We need some qualitative time
Research is like a relationship. For the most part we can gauge opinion through day-to-day indicators, using the balance of play to judge where we stand and how our significant other is feeling. But there comes a time when you just have to sit down and have a chat, or spend some ‘qualitative’ time together.
Focus groups and in-depth interviews are increasingly being utilised by firms wishing to delve a little deeper into consumer opinion. Whilst numbers and figures have several advantages, it is often equally beneficial to put statistics to one side and get into the nitty-gritty of the research before wider audiences are surveyed, which is where qualitative research methods come into play.
Qualitative research has several advantages. Primarily, it allows the interviewee to lead the discussion as well as the interviewer. This makes the results less staged and usually allows a better understanding of the target market to emerge. As a socially-oriented research method, it captures real-life data in a social setting and has a high face validity, meaning that it measures what it is intended to measure.

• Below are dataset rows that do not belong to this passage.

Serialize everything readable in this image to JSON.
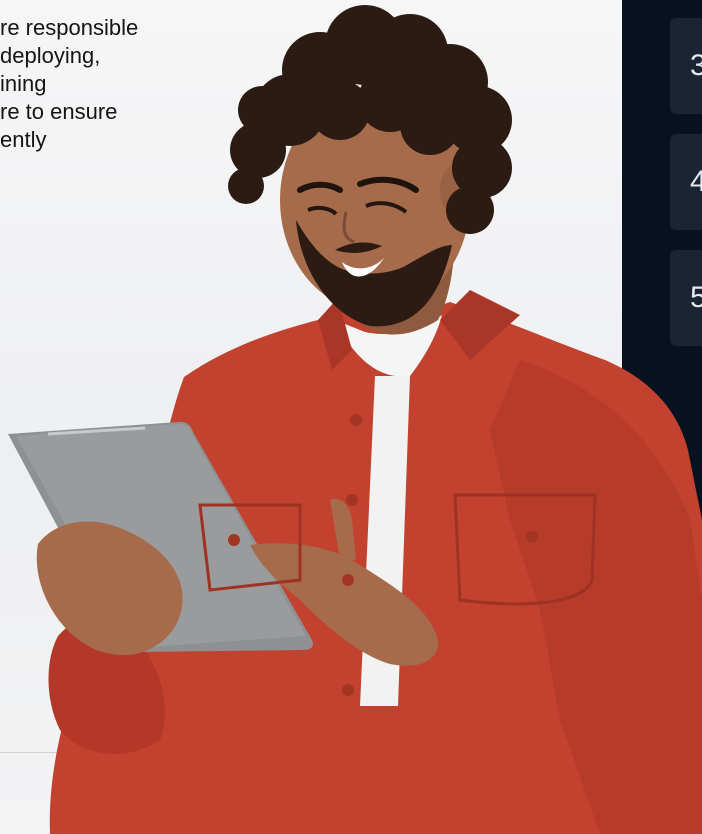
{
  "intro": {
    "lines": [
      "re responsible",
      " deploying,",
      "ining",
      "re to ensure",
      "ently"
    ]
  },
  "steps": {
    "items": [
      "3",
      "4",
      "5"
    ]
  },
  "photo": {
    "subject": "",
    "colors": {
      "shirt": "#c2412f",
      "tablet": "#8f9092",
      "skin": "#a66b4b",
      "hair": "#2b1b13",
      "navy": "#071120"
    }
  }
}
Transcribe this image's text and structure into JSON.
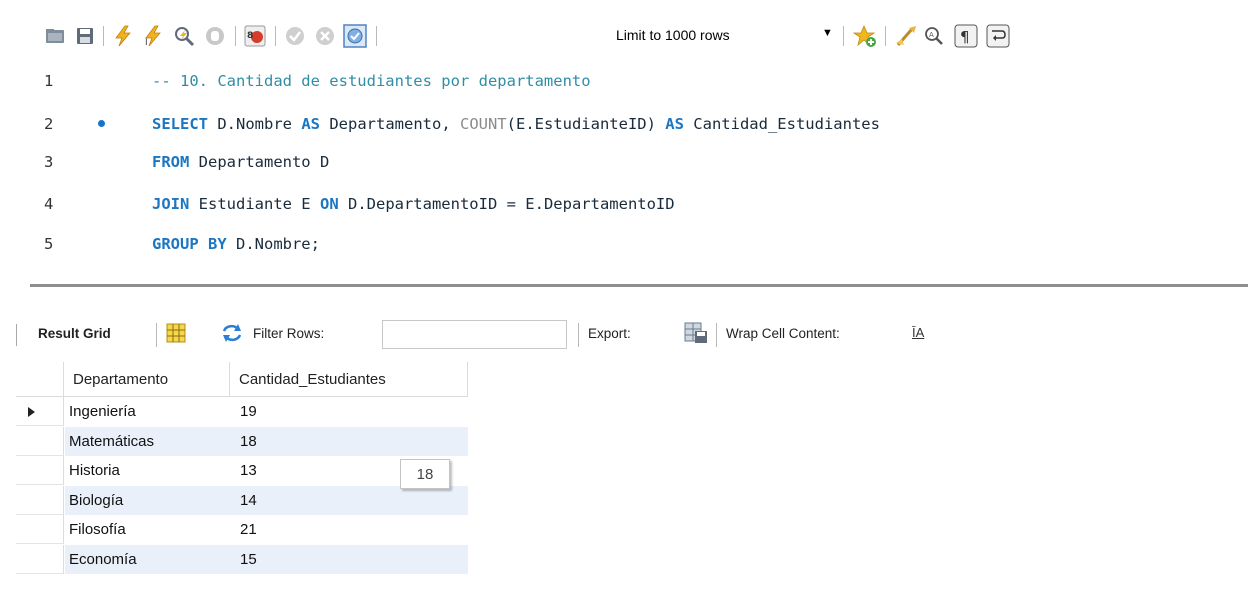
{
  "toolbar": {
    "icons": [
      "open-folder-icon",
      "save-icon",
      "execute-icon",
      "execute-current-icon",
      "explain-icon",
      "stop-icon",
      "toggle-error-icon",
      "commit-icon",
      "rollback-icon",
      "autocommit-icon"
    ],
    "limit_label": "Limit to 1000 rows",
    "right_icons": [
      "add-snippet-icon",
      "beautify-icon",
      "find-icon",
      "invisible-chars-icon",
      "wrap-icon"
    ]
  },
  "editor": {
    "lines": [
      {
        "num": "1",
        "comment": "-- 10. Cantidad de estudiantes por departamento"
      },
      {
        "num": "2",
        "k1": "SELECT",
        "t1": " D.Nombre ",
        "k2": "AS",
        "t2": " Departamento, ",
        "f1": "COUNT",
        "t3": "(E.EstudianteID) ",
        "k3": "AS",
        "t4": " Cantidad_Estudiantes"
      },
      {
        "num": "3",
        "k1": "FROM",
        "t1": " Departamento D"
      },
      {
        "num": "4",
        "k1": "JOIN",
        "t1": " Estudiante E ",
        "k2": "ON",
        "t2": " D.DepartamentoID = E.DepartamentoID"
      },
      {
        "num": "5",
        "k1": "GROUP BY",
        "t1": " D.Nombre;"
      }
    ]
  },
  "result_toolbar": {
    "result_grid": "Result Grid",
    "filter_rows": "Filter Rows:",
    "filter_value": "",
    "export": "Export:",
    "wrap": "Wrap Cell Content:"
  },
  "grid": {
    "columns": [
      "Departamento",
      "Cantidad_Estudiantes"
    ],
    "rows": [
      [
        "Ingeniería",
        "19"
      ],
      [
        "Matemáticas",
        "18"
      ],
      [
        "Historia",
        "13"
      ],
      [
        "Biología",
        "14"
      ],
      [
        "Filosofía",
        "21"
      ],
      [
        "Economía",
        "15"
      ]
    ]
  },
  "tooltip": "18",
  "colors": {
    "keyword": "#1c77c3",
    "comment": "#2f8ea5",
    "function": "#8b8b8b",
    "alt_row": "#e9f0fa"
  }
}
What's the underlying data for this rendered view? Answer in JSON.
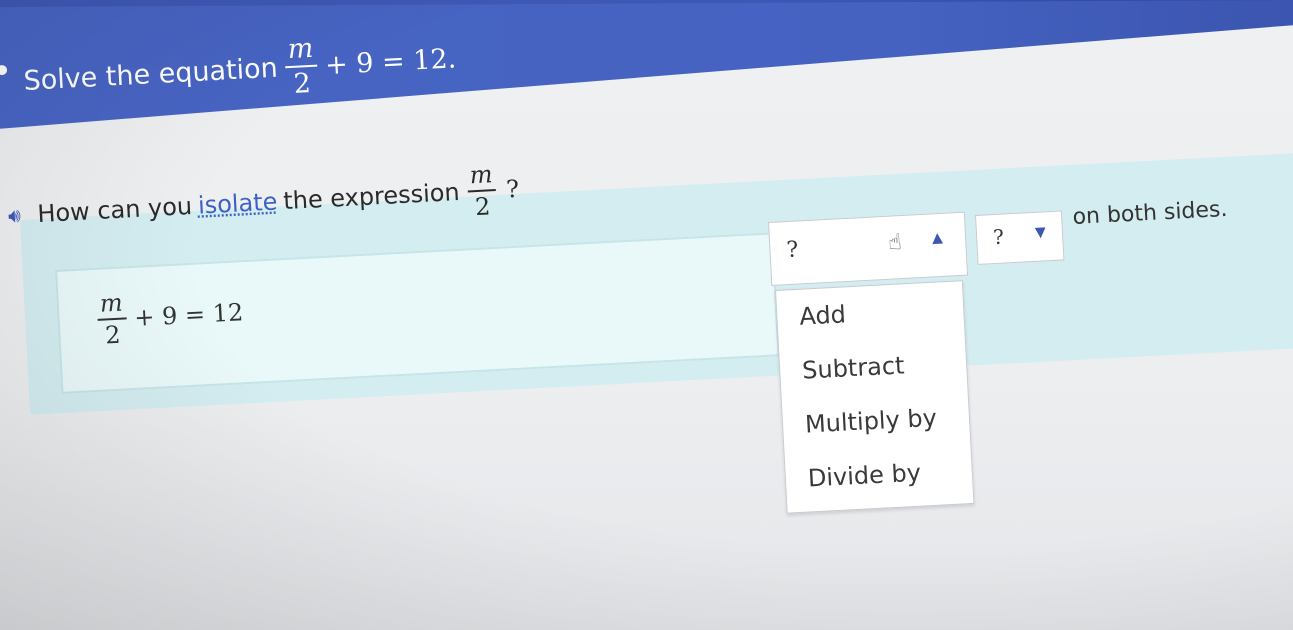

Researchers often cite the fact that the ‘why’ aspect of qualitative research is the biggest incentive for doing them. Rather than relying on ‘when’, ‘how much’, and ‘what’ questions, which are the cornerstones of quantitative research, the interviewer can rely on the word ‘why’, thus prompting interview subjects to expand on their answers and develop a better understanding of what prompts people to think in a certain way, rather than just ascertaining that they think that way.
There are several research methods that fall into the qualitative side of the research spectrum.
At Atomik Research we arrange both face-to-face and telephone interviews to allow researchers to ask open-ended questions conducted in a less formal way. An advantage of interviewing respondents is that the questions are not locked in stone and can be expanded on or even allowed to run in previously unthought-of directions.
Focus groups have many of the advantages of interviews in that the questions aren’t static, but they have the additional ‘group’ benefit whereby people interact with each other and share opinions more openly. We often arrange focus groups for clients looking for inspiration, as group dynamics often bring out aspects of the topic or reveal information about the subject that may not have been anticipated by the researcher or emerged from individual interviews.